flagellated individuals each of which lives a practically in dependent existence in organic union with its fellows. The chief contribution of each of these cells to the economy of the whole results from the lashing of its flagella, which helps to propel the colony through the water. But, under certain conditions, some of the cells become specialized for reproduction and form new colonies which sooner or later are set free. Thus we have a foreshadowing of that differentiation and physiological division of labor between cells which is the most characteristic feature of the Metaphyta and Metazoa.
FIG. 18. Volvox globator, a large colony of flagellated unicellular or ganisms in which the various cells have become organically connected, and certain cells specialized for reproduction. A, mature colony (highly magnified) showing sperm, $ , and eggs, $ , in various stages of devel opment. B, four cells (more highly magnified) showing the connections between three 'somatic 1 cells, and the early differentiation of a repro ductive cell, rp; CD, contractile vacuole ; st, ' ey espot ' or stigma. (From Hegner, after Kolliker.)
However, in the developing multicellular organism cleav age results, sooner or later, in a body composed of cells which possess differentiations of one kind or another that adapt them for the special part they are destined to play in the economy of the individual. Thus cell division, involving differentiation, is the keynote of development in the higher plants and animals.
Among animals, for example, the cells which arise from the cleaving egg frequently become arranged so that they form the surface of a hollow sphere of cells known as a BLASTULA. All the cells at first appear essentially similar, but soon those at one side of the blastula become invaginated until the central cavity, termed the BLASTOCOEL, is largely obliterated.
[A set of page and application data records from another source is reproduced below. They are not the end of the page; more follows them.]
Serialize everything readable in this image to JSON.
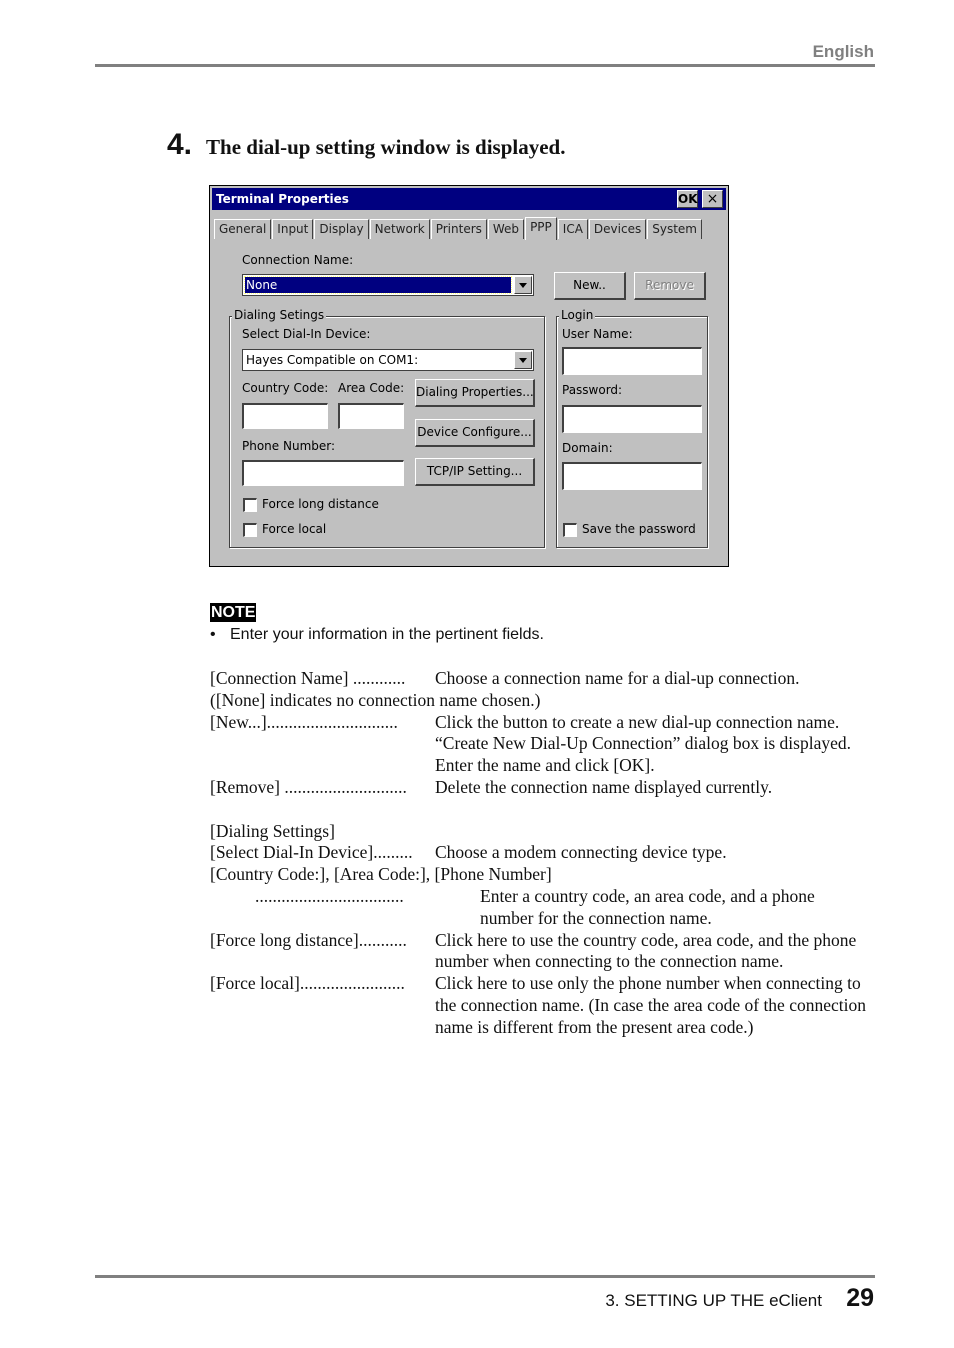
{
  "header": {
    "language": "English"
  },
  "step": {
    "number": "4.",
    "text": "The dial-up setting window is displayed."
  },
  "dialog": {
    "title": "Terminal Properties",
    "ok_label": "OK",
    "close_label": "×",
    "tabs": [
      "General",
      "Input",
      "Display",
      "Network",
      "Printers",
      "Web",
      "PPP",
      "ICA",
      "Devices",
      "System"
    ],
    "active_tab": "PPP",
    "connection_name_label": "Connection Name:",
    "connection_name_value": "None",
    "new_button": "New..",
    "remove_button": "Remove",
    "dialing_group": {
      "legend": "Dialing Setings",
      "select_device_label": "Select Dial-In Device:",
      "device_value": "Hayes Compatible on COM1:",
      "country_code_label": "Country Code:",
      "area_code_label": "Area Code:",
      "phone_number_label": "Phone Number:",
      "country_code_value": "",
      "area_code_value": "",
      "phone_number_value": "",
      "dialing_properties_button": "Dialing Properties...",
      "device_configure_button": "Device Configure...",
      "tcpip_button": "TCP/IP Setting...",
      "force_long_distance_label": "Force long distance",
      "force_long_distance_checked": false,
      "force_local_label": "Force local",
      "force_local_checked": false
    },
    "login_group": {
      "legend": "Login",
      "user_name_label": "User Name:",
      "password_label": "Password:",
      "domain_label": "Domain:",
      "user_name_value": "",
      "password_value": "",
      "domain_value": "",
      "save_password_label": "Save the password",
      "save_password_checked": false
    }
  },
  "note": {
    "tag": "NOTE",
    "bullet": "•",
    "text": "Enter your information in the pertinent fields."
  },
  "definitions": {
    "connection_name_term": "[Connection Name] ............",
    "connection_name_desc": "Choose a connection name for a dial-up connection.",
    "connection_name_extra": "([None] indicates no connection name chosen.)",
    "new_term": "[New...]..............................",
    "new_desc_1": "Click the button to create a new dial-up connection name.",
    "new_desc_2": "“Create New Dial-Up Connection” dialog box is displayed.",
    "new_desc_3": "Enter the name and click [OK].",
    "remove_term": "[Remove] ............................",
    "remove_desc": "Delete the connection name displayed currently.",
    "dialing_heading": "[Dialing Settings]",
    "select_device_term": "[Select Dial-In Device].........",
    "select_device_desc": "Choose a modem connecting device type.",
    "codes_heading": "[Country Code:], [Area Code:], [Phone Number]",
    "codes_term": "..................................",
    "codes_desc": "Enter a country code, an area code, and a phone number for the connection name.",
    "long_distance_term": "[Force long distance]...........",
    "long_distance_desc": "Click here to use the country code, area code, and the phone number when connecting to the connection name.",
    "local_term": "[Force local]........................",
    "local_desc": "Click here to use only the phone number when connecting to the connection name.  (In case the area code of the connection name is different from the present area code.)"
  },
  "footer": {
    "section": "3. SETTING UP THE eClient",
    "page": "29"
  }
}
Accordingly there results the GASTRULA stage, which may be roughly compared to a sack, with an opening to the exterior termed the BLASTOPOBE, composed of two layers of cells. The outer layer is known as the ECTO DERM, and the inner, which lines the gastrula cavity (ENTERIC CAVITY), as the ENDODERM. The ectoderm comprises cells which are already somewhat differentiated among themselves for special purposes, but which, as a whole, form a primary tissue with general functions of its own, chiefly sensory and locomotor. Similarly the endoderm consists of cells which, as a group, form the nutritive cells of the embryonic animal.
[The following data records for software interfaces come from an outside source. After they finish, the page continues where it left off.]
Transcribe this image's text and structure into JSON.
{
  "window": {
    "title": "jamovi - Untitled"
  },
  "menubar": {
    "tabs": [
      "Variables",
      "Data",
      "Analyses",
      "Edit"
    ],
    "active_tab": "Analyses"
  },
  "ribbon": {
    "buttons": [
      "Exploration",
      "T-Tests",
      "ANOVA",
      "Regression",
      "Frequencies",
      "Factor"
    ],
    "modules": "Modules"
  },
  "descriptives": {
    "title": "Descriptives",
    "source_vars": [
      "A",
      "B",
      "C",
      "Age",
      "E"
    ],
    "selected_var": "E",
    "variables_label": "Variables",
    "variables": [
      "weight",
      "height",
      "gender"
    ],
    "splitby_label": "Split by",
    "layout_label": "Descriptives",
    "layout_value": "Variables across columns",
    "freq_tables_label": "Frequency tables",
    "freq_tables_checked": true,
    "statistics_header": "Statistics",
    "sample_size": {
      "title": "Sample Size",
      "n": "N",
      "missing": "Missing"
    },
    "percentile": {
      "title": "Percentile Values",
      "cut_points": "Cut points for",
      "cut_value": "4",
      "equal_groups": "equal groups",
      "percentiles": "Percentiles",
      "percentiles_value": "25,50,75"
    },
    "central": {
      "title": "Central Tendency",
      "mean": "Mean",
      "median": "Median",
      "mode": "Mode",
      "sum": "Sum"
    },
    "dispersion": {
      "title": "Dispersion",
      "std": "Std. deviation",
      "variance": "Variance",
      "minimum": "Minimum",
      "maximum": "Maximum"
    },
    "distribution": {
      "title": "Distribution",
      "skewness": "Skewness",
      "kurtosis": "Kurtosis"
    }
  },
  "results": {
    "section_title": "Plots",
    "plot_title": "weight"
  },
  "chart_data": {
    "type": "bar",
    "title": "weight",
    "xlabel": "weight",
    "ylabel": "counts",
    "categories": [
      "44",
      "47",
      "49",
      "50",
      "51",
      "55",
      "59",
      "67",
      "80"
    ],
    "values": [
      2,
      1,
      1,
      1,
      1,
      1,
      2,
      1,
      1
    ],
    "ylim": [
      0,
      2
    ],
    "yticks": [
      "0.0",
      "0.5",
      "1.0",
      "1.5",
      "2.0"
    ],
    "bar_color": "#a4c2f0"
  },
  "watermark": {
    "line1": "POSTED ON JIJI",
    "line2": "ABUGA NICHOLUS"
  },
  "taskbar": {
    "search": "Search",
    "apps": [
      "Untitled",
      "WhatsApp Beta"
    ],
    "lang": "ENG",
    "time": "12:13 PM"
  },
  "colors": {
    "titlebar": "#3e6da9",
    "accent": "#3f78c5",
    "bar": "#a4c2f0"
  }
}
In the gastrula stage of most animals, a third layer of cells arises typically from the endoderm and becomes disposed between the ectoderm and endoderm. This new middle layer is the MESODERM. In this way the so-called three PRIMARY GERM LAYERS are established which are characteris tic of the developing animal, and from these the specialized tissues which compose the various systems of organs of the